» **Entries supplied**
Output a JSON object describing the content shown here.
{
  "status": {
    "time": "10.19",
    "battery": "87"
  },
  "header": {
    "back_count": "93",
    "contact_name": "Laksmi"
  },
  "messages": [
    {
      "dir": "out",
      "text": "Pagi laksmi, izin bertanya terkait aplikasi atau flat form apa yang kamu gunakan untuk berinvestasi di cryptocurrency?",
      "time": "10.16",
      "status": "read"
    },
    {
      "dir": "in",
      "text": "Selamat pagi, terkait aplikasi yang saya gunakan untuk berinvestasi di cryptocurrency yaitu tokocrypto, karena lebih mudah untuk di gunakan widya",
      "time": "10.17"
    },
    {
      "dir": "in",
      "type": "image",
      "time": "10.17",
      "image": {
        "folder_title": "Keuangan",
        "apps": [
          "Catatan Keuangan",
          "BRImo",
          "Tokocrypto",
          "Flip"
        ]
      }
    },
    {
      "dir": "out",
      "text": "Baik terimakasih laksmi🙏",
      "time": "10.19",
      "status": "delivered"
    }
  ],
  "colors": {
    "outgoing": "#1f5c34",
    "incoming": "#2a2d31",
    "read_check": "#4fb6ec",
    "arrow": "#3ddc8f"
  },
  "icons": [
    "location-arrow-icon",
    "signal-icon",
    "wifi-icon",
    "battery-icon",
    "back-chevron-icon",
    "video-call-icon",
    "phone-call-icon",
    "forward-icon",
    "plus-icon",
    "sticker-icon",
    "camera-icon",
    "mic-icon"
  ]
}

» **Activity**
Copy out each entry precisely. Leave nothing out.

» **Response box**
Output a JSON object describing the content shown here.
{
  "status": {
    "time": "10.19",
    "battery": "87"
  },
  "header": {
    "back_count": "93",
    "contact_name": "Laksmi"
  },
  "messages": [
    {
      "dir": "out",
      "text": "Pagi laksmi, izin bertanya terkait aplikasi atau flat form apa yang kamu gunakan untuk berinvestasi di cryptocurrency?",
      "time": "10.16",
      "status": "read"
    },
    {
      "dir": "in",
      "text": "Selamat pagi, terkait aplikasi yang saya gunakan untuk berinvestasi di cryptocurrency yaitu tokocrypto, karena lebih mudah untuk di gunakan widya",
      "time": "10.17"
    },
    {
      "dir": "in",
      "type": "image",
      "time": "10.17",
      "image": {
        "folder_title": "Keuangan",
        "apps": [
          "Catatan Keuangan",
          "BRImo",
          "Tokocrypto",
          "Flip"
        ]
      }
    },
    {
      "dir": "out",
      "text": "Baik terimakasih laksmi🙏",
      "time": "10.19",
      "status": "delivered"
    }
  ],
  "colors": {
    "outgoing": "#1f5c34",
    "incoming": "#2a2d31",
    "read_check": "#4fb6ec",
    "arrow": "#3ddc8f"
  },
  "icons": [
    "location-arrow-icon",
    "signal-icon",
    "wifi-icon",
    "battery-icon",
    "back-chevron-icon",
    "video-call-icon",
    "phone-call-icon",
    "forward-icon",
    "plus-icon",
    "sticker-icon",
    "camera-icon",
    "mic-icon"
  ]
}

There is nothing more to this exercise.